Transitioning out of the military was a difficult choice for me after spending nearly eight years on active duty. I only had 12 more years to go before retirement, but I felt it was time to move on and serve the public in a different capacity -- as a civilian. I knew I wanted to pursue a career with the U.S. Department of State either as a Civil Service employee or Foreign Service officer.
I recognized the path to my dream job with State would not be a linear one given the level of competition. I would need to work my way up to join the ranks of some of the most distinguished diplomats and civil servants our country has ever produced. I also knew that military had instilled certain values in me that I could leverage should the opportunity ever present itself, such as confidence, leadership, cultural adaptability, and reliability among other dimensions.
After transitioning out of the military, I immediately decided to go to college using assistance provided through the GI Bill to major in International Relations. It was there that a friend of mine informed me about the Pathways Internship program, which gives college students an opportunity to work for the federal government while they are pursuing a degree.
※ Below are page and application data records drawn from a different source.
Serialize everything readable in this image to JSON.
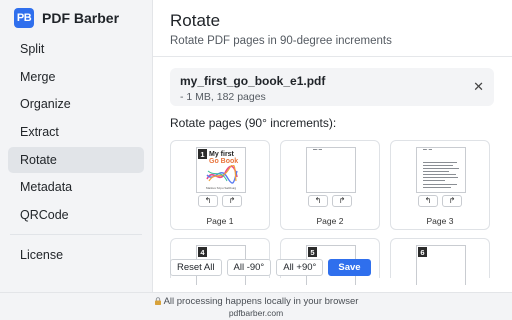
{
  "app": {
    "logo_text": "PB",
    "brand_name": "PDF Barber",
    "accent_color": "#2f6fed"
  },
  "sidebar": {
    "items": [
      {
        "label": "Split"
      },
      {
        "label": "Merge"
      },
      {
        "label": "Organize"
      },
      {
        "label": "Extract"
      },
      {
        "label": "Rotate",
        "active": true
      },
      {
        "label": "Metadata"
      },
      {
        "label": "QRCode"
      }
    ],
    "footer_items": [
      {
        "label": "License"
      }
    ]
  },
  "main": {
    "title": "Rotate",
    "subtitle": "Rotate PDF pages in 90-degree increments",
    "file": {
      "name": "my_first_go_book_e1.pdf",
      "meta": "- 1 MB, 182 pages",
      "remove_icon": "close-icon",
      "remove_glyph": "✕"
    },
    "section_title": "Rotate pages (90° increments):",
    "pages": [
      {
        "number": "1",
        "label": "Page 1",
        "cover_title_line1": "My first",
        "cover_title_line2": "Go Book",
        "cover_sub": "Markus Szpu  Salzburg"
      },
      {
        "number": "2",
        "label": "Page 2"
      },
      {
        "number": "3",
        "label": "Page 3"
      },
      {
        "number": "4"
      },
      {
        "number": "5"
      },
      {
        "number": "6"
      }
    ],
    "rotate_left_glyph": "↰",
    "rotate_right_glyph": "↱",
    "actions": {
      "reset_all": "Reset All",
      "all_minus_90": "All -90°",
      "all_plus_90": "All +90°",
      "save": "Save"
    }
  },
  "footer": {
    "privacy_text": "All processing happens locally in your browser",
    "privacy_icon": "lock-icon",
    "site": "pdfbarber.com"
  }
}
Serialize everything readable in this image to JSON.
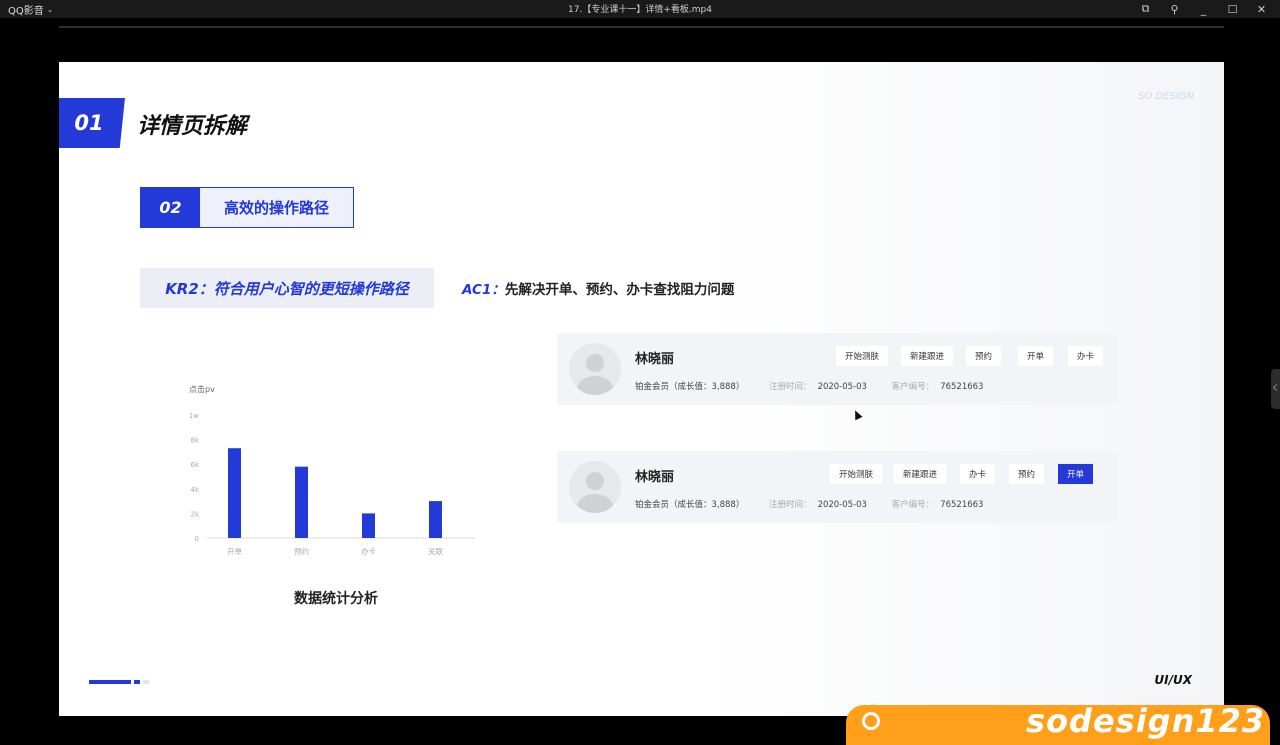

I applied for the program with the Department of Defense and within a few months, I was working part-time in a human resources office at the Pentagon while going to school full-time.
At the completion of my degree program and with a ton of human resources knowledge under my belt, I was finally ready to apply for positions at State. I applied for a number of positions and was considered for a Recruitment Outreach Specialist position. During the interview, I channeled all the values I gained from my military experience and the knowledge from my degree program to impress the hiring managers. A few weeks later, I was notified that I was selected for the positon. It took close to a year for my security clearance to go through, but it was well worth the wait.
After receiving my security clearance, I finally came on board and within a few months was on my way to South Africa to learn about what my Foreign Service colleagues do in our embassies and consulates abroad. While in South Africa, I had the privilege of meeting Nelson Mandela and visiting Robben Island where he was incarcerated for 27 years during the apartheid era. That experience “sealed the deal” for me -- the State Department was the place to be!
Fast forward to today -- I have been at State for over a decade working alongside diplomats and civil service employees. Still enjoying my position as a Recruitment Outreach Specialist, I manage the veterans’ portfolio, which consists of reaching out to veterans on college campuses, military bases, social media and other fora to share information about the State Department’s career opportunities, as well as the benefits of working for the agency.
The benefits of working at State are many, particularly for veterans like myself. To name a few: as a veteran you can buy-back your military time to count toward your retirement at State. Similarly, you can simultaneously serve as a Reservist or National Guard member while working at State and count that time toward your retirement.
Additionally, under the Wounded Warriors Federal Leave Act of 2015, an employee hired on or after November 5, 2016, who is a veteran with a service-connected disability rating of 30 percent or more from the Veterans Benefits Administration is entitled to up to 104 hours of disabled veteran leave for the purposes of undergoing medical treatment. The State Department also has a very active affinity group for veterans called the Veterans@State that meets regularly to connect and empower veterans.
My advice to any veteran interested in applying for a position at State is to first visit our employment website -- careers.state.gov -- to learn about the various career opportunities we have to offer both domestically and abroad. You don’t need to be a foreign policy wonk to work at State; there are umpteen career choices to choose from including Information Technology, engineering, healthcare, facility management, office management, finance and more. On our careers website, you can sign up under the Keep Me Informed feature to receive email notifications when vacancies in your area of interest are posted.
Furthermore, if you are proficient in Arabic, Mandarin Chinese, Spanish, or Portuguese, you should also consider applying to become a Consular Fellow. Consular Fellows work in the consular section of an embassy adjudicating visas for foreign nationals among other duties and responsibilities. If you enjoy traveling to other countries with a penchant for experiencing different cultures, this position could allow you to travel abroad to one of over 265 different postings for two to three years at a time.
Whatever your passion, I can assure you that you will find the work at State challenging, rewarding, and adventurous. It all begins at careers.state.gov.
About the Author: Faisal Khan serves as a Recruitment Outreach Specialist in the Bureau of Human Resources at the U.S. Department of State.
Editor's Note: This entry also appears in the U.S. Department of State's publication on Medium.com.